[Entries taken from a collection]
·····

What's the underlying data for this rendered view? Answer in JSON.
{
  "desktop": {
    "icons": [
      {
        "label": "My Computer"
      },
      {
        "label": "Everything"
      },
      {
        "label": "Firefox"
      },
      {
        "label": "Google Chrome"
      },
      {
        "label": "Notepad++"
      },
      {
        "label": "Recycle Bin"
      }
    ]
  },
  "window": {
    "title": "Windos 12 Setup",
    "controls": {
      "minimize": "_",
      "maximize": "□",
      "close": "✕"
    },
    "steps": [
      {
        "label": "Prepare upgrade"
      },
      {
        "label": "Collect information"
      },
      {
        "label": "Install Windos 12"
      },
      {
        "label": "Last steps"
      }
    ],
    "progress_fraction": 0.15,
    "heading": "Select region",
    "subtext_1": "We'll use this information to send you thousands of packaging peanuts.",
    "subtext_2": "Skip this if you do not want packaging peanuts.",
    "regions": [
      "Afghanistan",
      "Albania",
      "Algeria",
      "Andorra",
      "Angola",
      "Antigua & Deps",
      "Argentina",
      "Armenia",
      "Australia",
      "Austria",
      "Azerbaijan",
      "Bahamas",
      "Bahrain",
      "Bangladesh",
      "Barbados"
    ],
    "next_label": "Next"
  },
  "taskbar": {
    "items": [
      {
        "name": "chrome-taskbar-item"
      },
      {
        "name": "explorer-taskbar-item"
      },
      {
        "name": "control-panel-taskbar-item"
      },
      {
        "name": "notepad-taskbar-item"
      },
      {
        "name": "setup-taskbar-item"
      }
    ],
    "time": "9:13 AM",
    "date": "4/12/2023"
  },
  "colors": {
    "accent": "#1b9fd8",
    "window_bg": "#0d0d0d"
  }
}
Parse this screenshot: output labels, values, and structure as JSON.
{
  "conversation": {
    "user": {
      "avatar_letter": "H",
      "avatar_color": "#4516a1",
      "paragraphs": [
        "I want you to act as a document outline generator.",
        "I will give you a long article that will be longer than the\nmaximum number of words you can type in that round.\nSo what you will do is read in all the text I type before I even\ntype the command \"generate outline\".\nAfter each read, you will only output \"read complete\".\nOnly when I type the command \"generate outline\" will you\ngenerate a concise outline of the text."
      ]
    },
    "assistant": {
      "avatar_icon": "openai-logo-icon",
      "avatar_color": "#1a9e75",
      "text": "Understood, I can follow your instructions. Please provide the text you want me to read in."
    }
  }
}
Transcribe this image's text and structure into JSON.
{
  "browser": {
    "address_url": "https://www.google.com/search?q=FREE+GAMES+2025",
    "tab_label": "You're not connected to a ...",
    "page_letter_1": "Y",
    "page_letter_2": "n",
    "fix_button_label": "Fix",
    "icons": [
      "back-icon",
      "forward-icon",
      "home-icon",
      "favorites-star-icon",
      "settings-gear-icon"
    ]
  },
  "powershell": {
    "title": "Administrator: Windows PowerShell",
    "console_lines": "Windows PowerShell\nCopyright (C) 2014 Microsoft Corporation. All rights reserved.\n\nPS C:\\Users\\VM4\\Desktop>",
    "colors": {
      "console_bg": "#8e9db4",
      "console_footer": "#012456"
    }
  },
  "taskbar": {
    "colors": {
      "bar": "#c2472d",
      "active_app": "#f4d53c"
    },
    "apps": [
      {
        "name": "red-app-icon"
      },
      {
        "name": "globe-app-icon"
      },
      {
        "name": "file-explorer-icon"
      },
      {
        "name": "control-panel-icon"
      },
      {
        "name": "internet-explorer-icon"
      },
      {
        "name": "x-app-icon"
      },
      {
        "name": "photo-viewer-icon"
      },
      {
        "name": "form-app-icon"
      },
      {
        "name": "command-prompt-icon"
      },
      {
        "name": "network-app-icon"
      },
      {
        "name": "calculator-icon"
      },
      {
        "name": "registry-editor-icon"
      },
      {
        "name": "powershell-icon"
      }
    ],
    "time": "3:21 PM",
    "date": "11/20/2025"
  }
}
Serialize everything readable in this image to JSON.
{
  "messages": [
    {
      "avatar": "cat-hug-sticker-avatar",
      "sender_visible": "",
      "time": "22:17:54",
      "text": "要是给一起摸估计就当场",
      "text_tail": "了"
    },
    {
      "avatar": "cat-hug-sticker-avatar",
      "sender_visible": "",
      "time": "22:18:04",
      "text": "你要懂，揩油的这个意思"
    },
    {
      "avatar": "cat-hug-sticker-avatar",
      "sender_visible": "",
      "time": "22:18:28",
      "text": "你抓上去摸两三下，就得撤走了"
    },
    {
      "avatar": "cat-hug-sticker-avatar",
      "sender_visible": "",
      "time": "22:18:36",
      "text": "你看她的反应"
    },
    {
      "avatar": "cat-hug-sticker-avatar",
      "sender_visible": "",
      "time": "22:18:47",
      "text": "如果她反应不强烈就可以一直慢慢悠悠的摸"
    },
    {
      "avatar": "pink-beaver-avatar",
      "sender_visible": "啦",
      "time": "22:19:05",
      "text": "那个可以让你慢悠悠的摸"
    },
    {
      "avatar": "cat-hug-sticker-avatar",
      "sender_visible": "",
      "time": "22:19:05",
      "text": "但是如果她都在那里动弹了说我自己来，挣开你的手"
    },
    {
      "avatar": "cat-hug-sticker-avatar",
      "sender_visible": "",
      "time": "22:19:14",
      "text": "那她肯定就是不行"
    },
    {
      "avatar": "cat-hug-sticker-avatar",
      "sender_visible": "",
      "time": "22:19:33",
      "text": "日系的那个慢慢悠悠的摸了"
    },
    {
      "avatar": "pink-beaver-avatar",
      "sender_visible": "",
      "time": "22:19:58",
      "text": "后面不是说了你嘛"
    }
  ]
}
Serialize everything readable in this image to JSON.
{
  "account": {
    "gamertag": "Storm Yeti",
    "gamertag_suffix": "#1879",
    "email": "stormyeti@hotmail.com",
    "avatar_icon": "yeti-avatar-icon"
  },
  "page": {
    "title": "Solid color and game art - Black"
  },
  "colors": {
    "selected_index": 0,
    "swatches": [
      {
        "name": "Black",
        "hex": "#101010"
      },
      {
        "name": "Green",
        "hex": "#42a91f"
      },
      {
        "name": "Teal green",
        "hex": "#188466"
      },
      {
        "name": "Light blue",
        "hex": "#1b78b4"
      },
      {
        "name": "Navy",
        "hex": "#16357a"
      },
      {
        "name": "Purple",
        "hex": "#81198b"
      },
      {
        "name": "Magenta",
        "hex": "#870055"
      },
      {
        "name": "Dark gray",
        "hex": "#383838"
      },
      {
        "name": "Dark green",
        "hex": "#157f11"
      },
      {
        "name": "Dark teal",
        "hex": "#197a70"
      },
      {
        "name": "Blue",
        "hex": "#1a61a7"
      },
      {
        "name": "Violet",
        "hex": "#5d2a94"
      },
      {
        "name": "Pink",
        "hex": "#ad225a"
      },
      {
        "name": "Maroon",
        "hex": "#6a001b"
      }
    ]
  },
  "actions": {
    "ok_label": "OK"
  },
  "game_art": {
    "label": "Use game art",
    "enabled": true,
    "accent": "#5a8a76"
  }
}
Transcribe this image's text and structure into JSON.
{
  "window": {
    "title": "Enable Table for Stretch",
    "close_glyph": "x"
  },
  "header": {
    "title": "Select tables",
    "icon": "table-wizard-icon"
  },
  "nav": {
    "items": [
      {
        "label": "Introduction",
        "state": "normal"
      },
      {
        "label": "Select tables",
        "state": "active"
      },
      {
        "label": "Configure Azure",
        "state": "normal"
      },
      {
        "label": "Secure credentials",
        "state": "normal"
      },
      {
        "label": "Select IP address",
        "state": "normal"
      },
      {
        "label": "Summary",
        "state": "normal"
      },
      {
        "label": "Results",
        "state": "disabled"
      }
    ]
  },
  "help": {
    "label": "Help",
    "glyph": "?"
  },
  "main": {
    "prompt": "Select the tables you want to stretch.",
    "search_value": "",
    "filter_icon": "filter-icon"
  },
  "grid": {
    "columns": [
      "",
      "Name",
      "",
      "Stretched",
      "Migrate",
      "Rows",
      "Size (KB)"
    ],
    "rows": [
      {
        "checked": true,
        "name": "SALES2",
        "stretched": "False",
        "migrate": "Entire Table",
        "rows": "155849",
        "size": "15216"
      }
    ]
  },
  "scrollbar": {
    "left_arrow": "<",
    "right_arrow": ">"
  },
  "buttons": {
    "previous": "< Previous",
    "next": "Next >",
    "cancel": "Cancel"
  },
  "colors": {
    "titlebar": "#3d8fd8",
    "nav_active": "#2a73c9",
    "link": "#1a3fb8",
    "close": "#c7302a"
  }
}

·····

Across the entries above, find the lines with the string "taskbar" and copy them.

  "taskbar": {
        "name": "chrome-taskbar-item"
        "name": "explorer-taskbar-item"
        "name": "control-panel-taskbar-item"
        "name": "notepad-taskbar-item"
        "name": "setup-taskbar-item"
  "taskbar": {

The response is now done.